Chopping off my hair was a gateway for me to take ownership over all the other ways gender roles and expectations dictated my life.
Hair has always been a potent symbol of sexuality and power. It gave Samson his power, let Mary Magdalene prove her loyalty, and signified the bucking of status quo for thousands of young Americans in the 60s.
For women, this signifier of sexuality is ever-present. Long, luscious locks are the mark of a feminine, sexually available woman, such that weaves and falls are big business, and strippers or porn stars with short hair are rare.

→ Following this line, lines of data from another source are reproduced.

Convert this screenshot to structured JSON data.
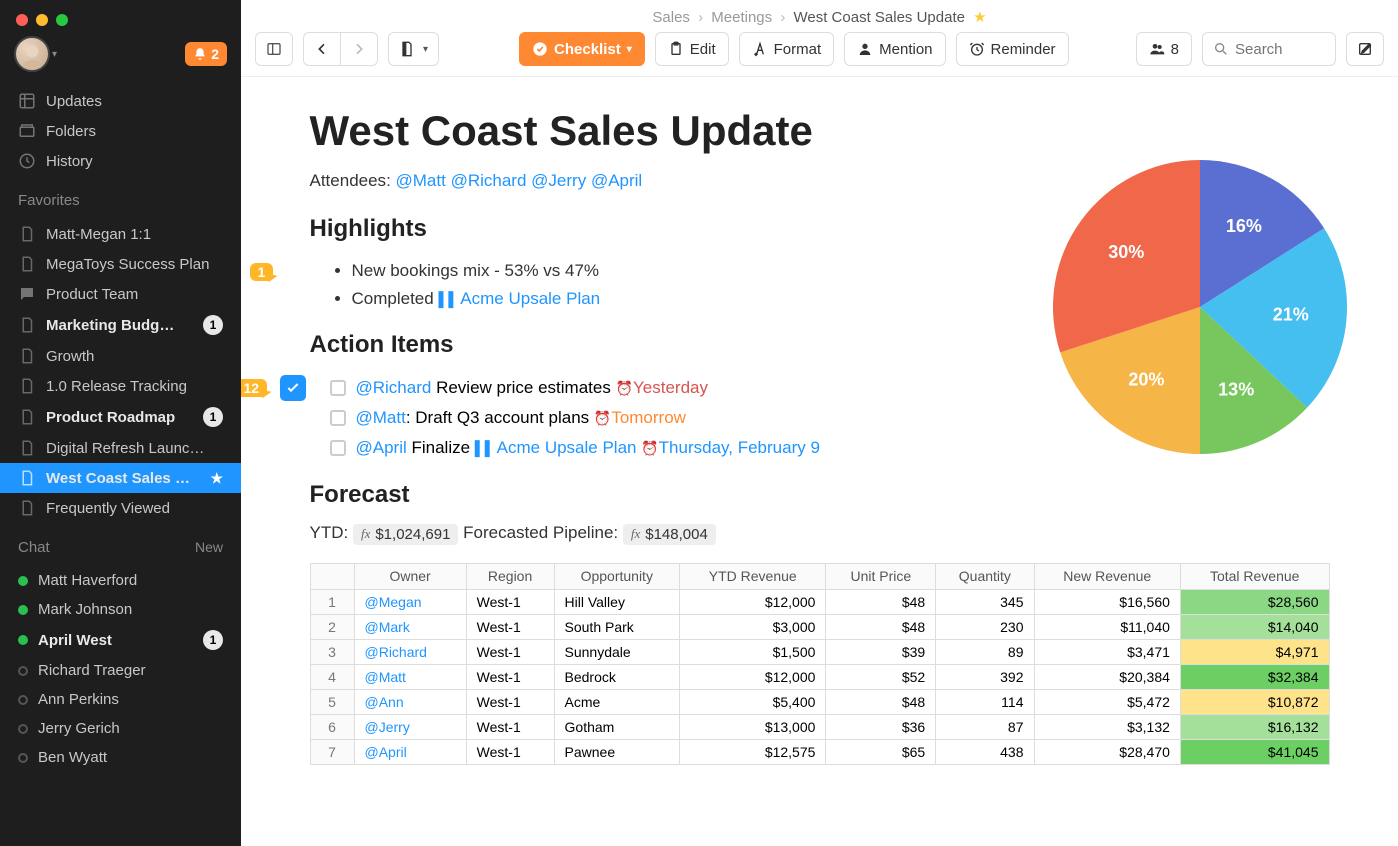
{
  "notif_count": "2",
  "breadcrumbs": {
    "a": "Sales",
    "b": "Meetings",
    "c": "West Coast Sales Update"
  },
  "toolbar": {
    "checklist": "Checklist",
    "edit": "Edit",
    "format": "Format",
    "mention": "Mention",
    "reminder": "Reminder",
    "people_count": "8",
    "search_placeholder": "Search"
  },
  "nav": {
    "updates": "Updates",
    "folders": "Folders",
    "history": "History",
    "favorites_title": "Favorites",
    "chat_title": "Chat",
    "chat_new": "New"
  },
  "favorites": [
    {
      "label": "Matt-Megan 1:1",
      "bold": false
    },
    {
      "label": "MegaToys Success Plan",
      "bold": false
    },
    {
      "label": "Product Team",
      "bold": false,
      "chat": true
    },
    {
      "label": "Marketing Budg…",
      "bold": true,
      "badge": "1"
    },
    {
      "label": "Growth",
      "bold": false
    },
    {
      "label": "1.0 Release Tracking",
      "bold": false
    },
    {
      "label": "Product Roadmap",
      "bold": true,
      "badge": "1"
    },
    {
      "label": "Digital Refresh Launc…",
      "bold": false
    },
    {
      "label": "West Coast Sales …",
      "bold": true,
      "active": true,
      "star": true
    },
    {
      "label": "Frequently Viewed",
      "bold": false
    }
  ],
  "chats": [
    {
      "name": "Matt Haverford",
      "online": true
    },
    {
      "name": "Mark Johnson",
      "online": true
    },
    {
      "name": "April West",
      "online": true,
      "bold": true,
      "badge": "1"
    },
    {
      "name": "Richard Traeger",
      "online": false
    },
    {
      "name": "Ann Perkins",
      "online": false
    },
    {
      "name": "Jerry Gerich",
      "online": false
    },
    {
      "name": "Ben Wyatt",
      "online": false
    }
  ],
  "doc": {
    "title": "West Coast Sales Update",
    "attendees_label": "Attendees",
    "attendees": [
      "@Matt",
      "@Richard",
      "@Jerry",
      "@April"
    ],
    "highlights_title": "Highlights",
    "highlight_comment_count": "1",
    "bullets_0": "New bookings mix - 53% vs 47%",
    "bullets_1_pre": "Completed ",
    "bullets_1_link": "Acme Upsale Plan",
    "action_title": "Action Items",
    "action_comment_count": "12",
    "actions": {
      "a0_m": "@Richard",
      "a0_t": " Review price estimates ",
      "a0_d": "Yesterday",
      "a1_m": "@Matt",
      "a1_t": ": Draft Q3 account plans ",
      "a1_d": "Tomorrow",
      "a2_m": "@April",
      "a2_t": " Finalize ",
      "a2_link": "Acme Upsale Plan",
      "a2_d": "Thursday, February 9"
    },
    "forecast_title": "Forecast",
    "ytd_label": "YTD: ",
    "ytd_val": "$1,024,691",
    "pipeline_label": "  Forecasted Pipeline: ",
    "pipeline_val": "$148,004"
  },
  "chart_data": {
    "type": "pie",
    "series": [
      {
        "label": "16%",
        "value": 16,
        "color": "#5a6fd1"
      },
      {
        "label": "21%",
        "value": 21,
        "color": "#45bef0"
      },
      {
        "label": "13%",
        "value": 13,
        "color": "#77c75e"
      },
      {
        "label": "20%",
        "value": 20,
        "color": "#f5b547"
      },
      {
        "label": "30%",
        "value": 30,
        "color": "#f0674a"
      }
    ]
  },
  "table": {
    "headers": [
      "Owner",
      "Region",
      "Opportunity",
      "YTD Revenue",
      "Unit Price",
      "Quantity",
      "New Revenue",
      "Total Revenue"
    ],
    "rows": [
      {
        "n": "1",
        "owner": "@Megan",
        "region": "West-1",
        "opp": "Hill Valley",
        "ytd": "$12,000",
        "price": "$48",
        "qty": "345",
        "newr": "$16,560",
        "tot": "$28,560",
        "cls": "tc-green"
      },
      {
        "n": "2",
        "owner": "@Mark",
        "region": "West-1",
        "opp": "South Park",
        "ytd": "$3,000",
        "price": "$48",
        "qty": "230",
        "newr": "$11,040",
        "tot": "$14,040",
        "cls": "tc-mgreen"
      },
      {
        "n": "3",
        "owner": "@Richard",
        "region": "West-1",
        "opp": "Sunnydale",
        "ytd": "$1,500",
        "price": "$39",
        "qty": "89",
        "newr": "$3,471",
        "tot": "$4,971",
        "cls": "tc-yellow"
      },
      {
        "n": "4",
        "owner": "@Matt",
        "region": "West-1",
        "opp": "Bedrock",
        "ytd": "$12,000",
        "price": "$52",
        "qty": "392",
        "newr": "$20,384",
        "tot": "$32,384",
        "cls": "tc-dgreen"
      },
      {
        "n": "5",
        "owner": "@Ann",
        "region": "West-1",
        "opp": "Acme",
        "ytd": "$5,400",
        "price": "$48",
        "qty": "114",
        "newr": "$5,472",
        "tot": "$10,872",
        "cls": "tc-yellow"
      },
      {
        "n": "6",
        "owner": "@Jerry",
        "region": "West-1",
        "opp": "Gotham",
        "ytd": "$13,000",
        "price": "$36",
        "qty": "87",
        "newr": "$3,132",
        "tot": "$16,132",
        "cls": "tc-mgreen"
      },
      {
        "n": "7",
        "owner": "@April",
        "region": "West-1",
        "opp": "Pawnee",
        "ytd": "$12,575",
        "price": "$65",
        "qty": "438",
        "newr": "$28,470",
        "tot": "$41,045",
        "cls": "tc-dgreen"
      }
    ]
  }
}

For queer women, the first haircut is a milestone. Ridding oneself of hair is a symbolic gesture of bucking the patriarchy and its beauty standards and choosing into a standard that embraces a larger range of female identity.
With my short hair, I felt as though I was sending a clear message to society, that my beauty didn’t belong to it, rather it was mine to use and interpret on my own terms.

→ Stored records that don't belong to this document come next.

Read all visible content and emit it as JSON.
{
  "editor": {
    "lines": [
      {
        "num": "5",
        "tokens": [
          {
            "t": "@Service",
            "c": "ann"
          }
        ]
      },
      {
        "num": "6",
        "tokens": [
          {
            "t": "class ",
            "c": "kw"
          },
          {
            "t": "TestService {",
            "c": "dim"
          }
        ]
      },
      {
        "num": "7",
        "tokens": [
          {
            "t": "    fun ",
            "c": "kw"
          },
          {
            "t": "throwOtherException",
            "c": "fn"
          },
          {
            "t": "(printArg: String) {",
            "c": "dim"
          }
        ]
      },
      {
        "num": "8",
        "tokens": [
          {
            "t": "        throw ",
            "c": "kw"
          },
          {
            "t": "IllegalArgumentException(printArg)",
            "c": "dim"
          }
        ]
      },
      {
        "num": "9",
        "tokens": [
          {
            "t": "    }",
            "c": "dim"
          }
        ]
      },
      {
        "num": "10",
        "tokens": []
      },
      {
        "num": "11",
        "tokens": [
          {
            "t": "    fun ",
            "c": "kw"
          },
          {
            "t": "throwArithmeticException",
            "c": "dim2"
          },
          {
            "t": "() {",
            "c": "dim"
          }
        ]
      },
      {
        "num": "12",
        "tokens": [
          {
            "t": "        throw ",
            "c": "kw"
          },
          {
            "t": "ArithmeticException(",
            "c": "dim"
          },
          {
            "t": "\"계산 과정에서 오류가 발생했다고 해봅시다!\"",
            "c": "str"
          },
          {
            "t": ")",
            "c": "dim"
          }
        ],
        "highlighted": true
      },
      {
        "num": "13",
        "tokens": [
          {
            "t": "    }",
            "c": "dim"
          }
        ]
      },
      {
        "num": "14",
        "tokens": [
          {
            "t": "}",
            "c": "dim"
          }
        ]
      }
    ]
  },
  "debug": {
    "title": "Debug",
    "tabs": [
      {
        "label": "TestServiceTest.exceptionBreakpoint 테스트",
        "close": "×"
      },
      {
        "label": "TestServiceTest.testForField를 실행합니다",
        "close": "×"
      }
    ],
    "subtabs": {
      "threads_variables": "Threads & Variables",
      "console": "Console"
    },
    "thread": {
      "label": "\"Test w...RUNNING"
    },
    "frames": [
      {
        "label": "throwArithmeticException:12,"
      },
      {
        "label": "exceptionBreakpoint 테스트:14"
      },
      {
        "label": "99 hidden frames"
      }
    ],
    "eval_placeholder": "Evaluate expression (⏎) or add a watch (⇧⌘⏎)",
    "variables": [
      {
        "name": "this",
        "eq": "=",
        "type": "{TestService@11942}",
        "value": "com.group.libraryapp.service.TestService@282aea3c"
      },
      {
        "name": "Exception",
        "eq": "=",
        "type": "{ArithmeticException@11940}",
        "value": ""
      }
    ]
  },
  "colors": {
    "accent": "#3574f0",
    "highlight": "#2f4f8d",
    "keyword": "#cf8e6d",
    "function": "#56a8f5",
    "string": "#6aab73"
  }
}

From the first time I took the scissors to my locks, I became entranced with the ways I could alter my hair to suit my mood. Since then, my hair has experienced innumerable colors, cuts and styles.
The Michael Cunningham quote at the top of this post has always struck me. It’s the reason I have my tattoos, why I cut my hair whenever I feel like it, and why I dress the way I do. When we cut our hair, we are making a statement to our communities. We are declaring our identities and the choices we make with our bodies as our own. We are not letting nebulous “future employers” or the varying tastes of potential lovers tell us how we should look. We are not banking on beauty standards that we never wanted in the first place, to tell us how we must look in order to be beautiful.

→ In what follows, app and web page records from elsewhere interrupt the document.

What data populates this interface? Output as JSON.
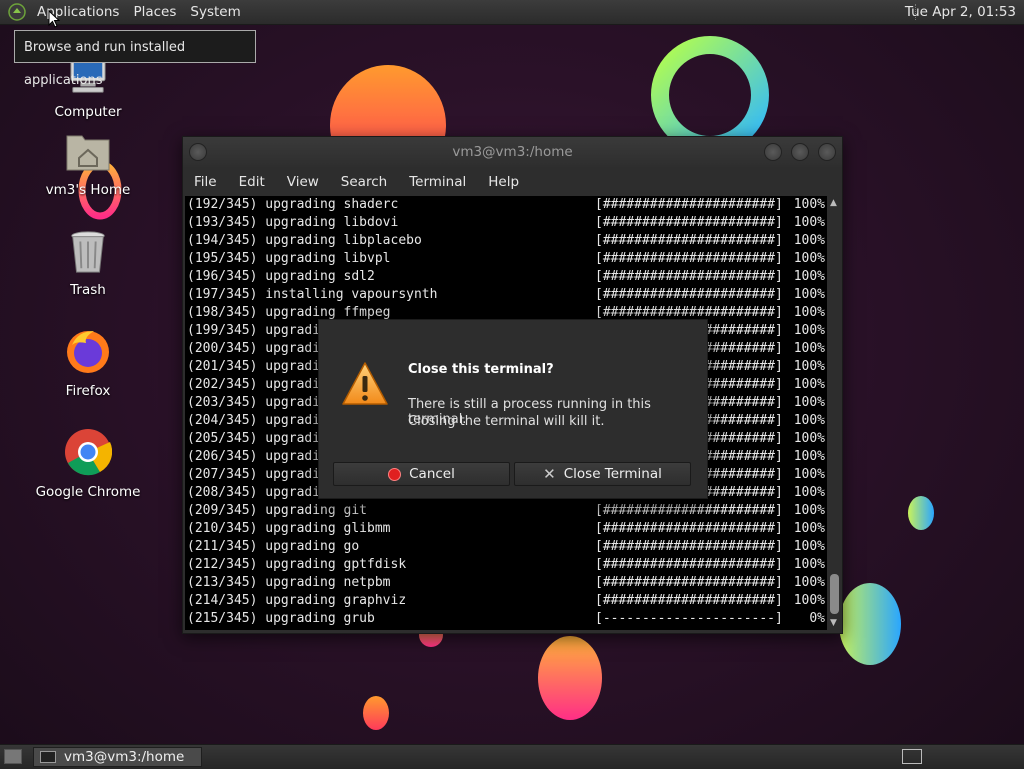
{
  "top_panel": {
    "menus": [
      "Applications",
      "Places",
      "System"
    ],
    "clock": "Tue Apr  2, 01:53",
    "logo_icon": "mate-logo-icon"
  },
  "tooltip": "Browse and run installed applications",
  "desktop_icons": [
    {
      "label": "Computer",
      "icon": "computer-icon"
    },
    {
      "label": "vm3's Home",
      "icon": "home-folder-icon"
    },
    {
      "label": "Trash",
      "icon": "trash-icon"
    },
    {
      "label": "Firefox",
      "icon": "firefox-icon"
    },
    {
      "label": "Google Chrome",
      "icon": "chrome-icon"
    }
  ],
  "terminal": {
    "title": "vm3@vm3:/home",
    "menus": [
      "File",
      "Edit",
      "View",
      "Search",
      "Terminal",
      "Help"
    ],
    "lines": [
      {
        "text": "(192/345) upgrading shaderc",
        "bar": "[######################]",
        "pct": "100%"
      },
      {
        "text": "(193/345) upgrading libdovi",
        "bar": "[######################]",
        "pct": "100%"
      },
      {
        "text": "(194/345) upgrading libplacebo",
        "bar": "[######################]",
        "pct": "100%"
      },
      {
        "text": "(195/345) upgrading libvpl",
        "bar": "[######################]",
        "pct": "100%"
      },
      {
        "text": "(196/345) upgrading sdl2",
        "bar": "[######################]",
        "pct": "100%"
      },
      {
        "text": "(197/345) installing vapoursynth",
        "bar": "[######################]",
        "pct": "100%"
      },
      {
        "text": "(198/345) upgrading ffmpeg",
        "bar": "[######################]",
        "pct": "100%"
      },
      {
        "text": "(199/345) upgradi",
        "bar": "[######################]",
        "pct": "100%"
      },
      {
        "text": "(200/345) upgradi",
        "bar": "[######################]",
        "pct": "100%"
      },
      {
        "text": "(201/345) upgradi",
        "bar": "[######################]",
        "pct": "100%"
      },
      {
        "text": "(202/345) upgradi",
        "bar": "[######################]",
        "pct": "100%"
      },
      {
        "text": "(203/345) upgradi",
        "bar": "[######################]",
        "pct": "100%"
      },
      {
        "text": "(204/345) upgradi",
        "bar": "[######################]",
        "pct": "100%"
      },
      {
        "text": "(205/345) upgradi",
        "bar": "[######################]",
        "pct": "100%"
      },
      {
        "text": "(206/345) upgradi",
        "bar": "[######################]",
        "pct": "100%"
      },
      {
        "text": "(207/345) upgradi",
        "bar": "[######################]",
        "pct": "100%"
      },
      {
        "text": "(208/345) upgradi",
        "bar": "[######################]",
        "pct": "100%"
      },
      {
        "text": "(209/345) upgrading git",
        "bar": "[######################]",
        "pct": "100%"
      },
      {
        "text": "(210/345) upgrading glibmm",
        "bar": "[######################]",
        "pct": "100%"
      },
      {
        "text": "(211/345) upgrading go",
        "bar": "[######################]",
        "pct": "100%"
      },
      {
        "text": "(212/345) upgrading gptfdisk",
        "bar": "[######################]",
        "pct": "100%"
      },
      {
        "text": "(213/345) upgrading netpbm",
        "bar": "[######################]",
        "pct": "100%"
      },
      {
        "text": "(214/345) upgrading graphviz",
        "bar": "[######################]",
        "pct": "100%"
      },
      {
        "text": "(215/345) upgrading grub",
        "bar": "[----------------------]",
        "pct": "0%"
      }
    ]
  },
  "dialog": {
    "title": "Close this terminal?",
    "message_line1": "There is still a process running in this terminal.",
    "message_line2": "Closing the terminal will kill it.",
    "cancel_label": "Cancel",
    "close_label": "Close Terminal",
    "icon": "warning-icon"
  },
  "bottom_panel": {
    "taskbar_item": "vm3@vm3:/home"
  },
  "colors": {
    "desktop_bg": "#2a1128",
    "terminal_bg": "#000000",
    "cancel_red": "#e02020"
  }
}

When I started cutting and dying my own hair, I began to meet people that I wanted in my life. Queer women started noticing me, and I finally started to date some amazing women in LA. I got my dream job and I felt fully seen by my friends. Is this all because of a haircut? Probably not. But my outsides finally matched my insides for the first time in my life. Feeling fully beautiful in my own skin, and based on my own sense of aesthetic trumped whatever bullshit expectations mainstream society set for me. I know that this is what my new friends and lovers saw and were attracted to.
I took some time off to give my hair a rest over the winter. I was genuinely curious as to what my hair looked like if I just let it grow. My mother loved this choice. I, however, was ambivalent. Now, I’m back to my usual orange and blonde, which makes me quite happy. I’ve learned how to use clippers and do my own fade lines. I don’t expect to stop anytime soon. Every time I cut my hair I’m declaring my body as my own. I get to decide when I feel beautiful and why. I get to opt out of the race for femme-bot beauty and opt in to my own standards.
While I am certainly not my hair, my hair is an extension of me. It is a tool and a weapon that I get to wield on my own terms.